Data:
╭──

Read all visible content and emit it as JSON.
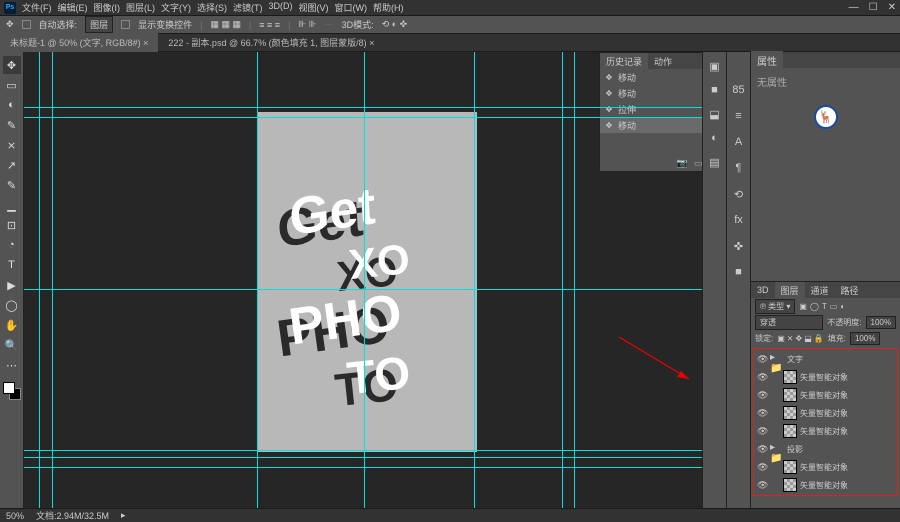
{
  "menu": [
    "文件(F)",
    "编辑(E)",
    "图像(I)",
    "图层(L)",
    "文字(Y)",
    "选择(S)",
    "滤镜(T)",
    "3D(D)",
    "视图(V)",
    "窗口(W)",
    "帮助(H)"
  ],
  "window_controls": [
    "—",
    "☐",
    "✕"
  ],
  "options": {
    "tool_icon": "✥",
    "auto_select": "自动选择:",
    "mode": "图层",
    "show_transform": "显示变换控件",
    "mode3d": "3D模式:"
  },
  "tabs": [
    {
      "label": "未标题-1 @ 50% (文字, RGB/8#)",
      "active": true
    },
    {
      "label": "222 - 副本.psd @ 66.7% (颜色填充 1, 图层蒙版/8)",
      "active": false
    }
  ],
  "tools": [
    "✥",
    "▭",
    "◐",
    "✎",
    "⨯",
    "↗",
    "✎",
    "▁",
    "⊡",
    "◔",
    "T",
    "▶",
    "◯",
    "✋",
    "🔍",
    "⋯"
  ],
  "canvas": {
    "guides_h": [
      55,
      65,
      237,
      398,
      405,
      415
    ],
    "guides_v": [
      15,
      28,
      233,
      340,
      450,
      538,
      550
    ]
  },
  "artwork": {
    "words": [
      "Get",
      "XO",
      "PHO",
      "TO"
    ]
  },
  "history": {
    "title": "历史记录",
    "other": "动作",
    "items": [
      {
        "label": "移动"
      },
      {
        "label": "移动"
      },
      {
        "label": "拉伸"
      },
      {
        "label": "移动",
        "hl": true
      }
    ]
  },
  "right_strip1": [
    "▣",
    "■",
    "⬓",
    "◐",
    "▤"
  ],
  "right_strip2": [
    "85",
    "≡",
    "A",
    "¶",
    "⟲",
    "fx",
    "✜",
    "■"
  ],
  "properties": {
    "tab": "属性",
    "content": "无属性"
  },
  "layers": {
    "tabs": [
      "3D",
      "图层",
      "通道",
      "路径"
    ],
    "active_tab": 1,
    "type": "类型",
    "filter_icons": [
      "▣",
      "◯",
      "T",
      "▭",
      "◐"
    ],
    "blend": "穿透",
    "opacity_label": "不透明度:",
    "opacity": "100%",
    "lock_label": "锁定:",
    "lock_icons": [
      "▣",
      "⨯",
      "✥",
      "⬓",
      "🔒"
    ],
    "fill_label": "填充:",
    "fill": "100%",
    "items": [
      {
        "type": "folder",
        "name": "文字",
        "indent": 0
      },
      {
        "type": "smart",
        "name": "矢量智能对象",
        "indent": 1
      },
      {
        "type": "smart",
        "name": "矢量智能对象",
        "indent": 1
      },
      {
        "type": "smart",
        "name": "矢量智能对象",
        "indent": 1
      },
      {
        "type": "smart",
        "name": "矢量智能对象",
        "indent": 1
      },
      {
        "type": "folder",
        "name": "投影",
        "indent": 0
      },
      {
        "type": "smart",
        "name": "矢量智能对象",
        "indent": 1
      },
      {
        "type": "smart",
        "name": "矢量智能对象",
        "indent": 1
      }
    ]
  },
  "status": {
    "zoom": "50%",
    "doc": "文档:2.94M/32.5M"
  }
}
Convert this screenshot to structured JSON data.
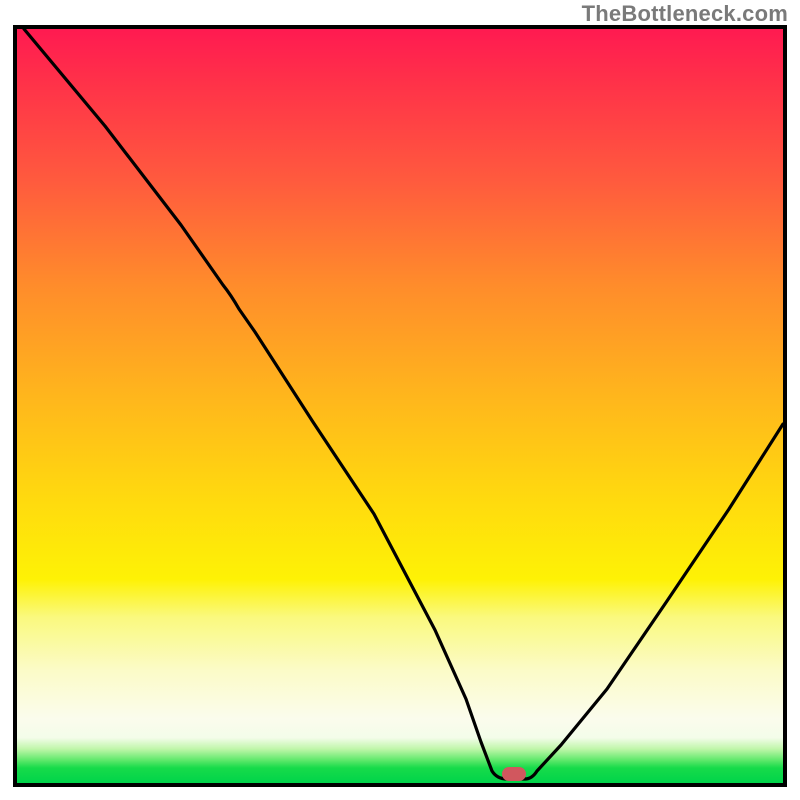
{
  "watermark": "TheBottleneck.com",
  "colors": {
    "border": "#000000",
    "curve": "#000000",
    "marker": "#d1575e",
    "gradient_stops": [
      {
        "pos": 0.0,
        "hex": "#ff1a51"
      },
      {
        "pos": 0.07,
        "hex": "#ff3149"
      },
      {
        "pos": 0.2,
        "hex": "#ff5a3e"
      },
      {
        "pos": 0.34,
        "hex": "#ff8c2b"
      },
      {
        "pos": 0.48,
        "hex": "#ffb41d"
      },
      {
        "pos": 0.62,
        "hex": "#ffd90f"
      },
      {
        "pos": 0.73,
        "hex": "#fef205"
      },
      {
        "pos": 0.78,
        "hex": "#faf97e"
      },
      {
        "pos": 0.85,
        "hex": "#fbfbc7"
      },
      {
        "pos": 0.915,
        "hex": "#fbfced"
      },
      {
        "pos": 0.94,
        "hex": "#f3fde9"
      },
      {
        "pos": 0.955,
        "hex": "#bff6a9"
      },
      {
        "pos": 0.97,
        "hex": "#5de86a"
      },
      {
        "pos": 0.98,
        "hex": "#17db4a"
      },
      {
        "pos": 1.0,
        "hex": "#00d44a"
      }
    ]
  },
  "chart_data": {
    "type": "line",
    "title": "",
    "xlabel": "",
    "ylabel": "",
    "xlim": [
      0,
      100
    ],
    "ylim": [
      0,
      100
    ],
    "note": "V-shaped bottleneck curve; the curve minimum (green zone) sits near x ≈ 64. Left branch descends from top-left (value 100 at x=0) to the floor, has a slight slope change near x≈26 (y≈66). Right branch rises from the floor after the minimum, reaching ≈48 at the right edge. A small rounded marker indicates the recommended configuration at the curve's minimum.",
    "series": [
      {
        "name": "bottleneck-curve",
        "x": [
          0,
          10,
          20,
          26,
          30,
          38,
          46,
          54,
          58,
          60,
          62,
          64,
          66,
          70,
          76,
          84,
          92,
          100
        ],
        "y": [
          100,
          87,
          74,
          66,
          60,
          48,
          35,
          20,
          11,
          5,
          1,
          0,
          0,
          4,
          12,
          24,
          36,
          48
        ]
      }
    ],
    "marker": {
      "x": 64,
      "y": 0
    }
  }
}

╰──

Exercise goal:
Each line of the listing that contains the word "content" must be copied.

Result:
Read all visible content and emit it as JSON.
    "content": "无属性"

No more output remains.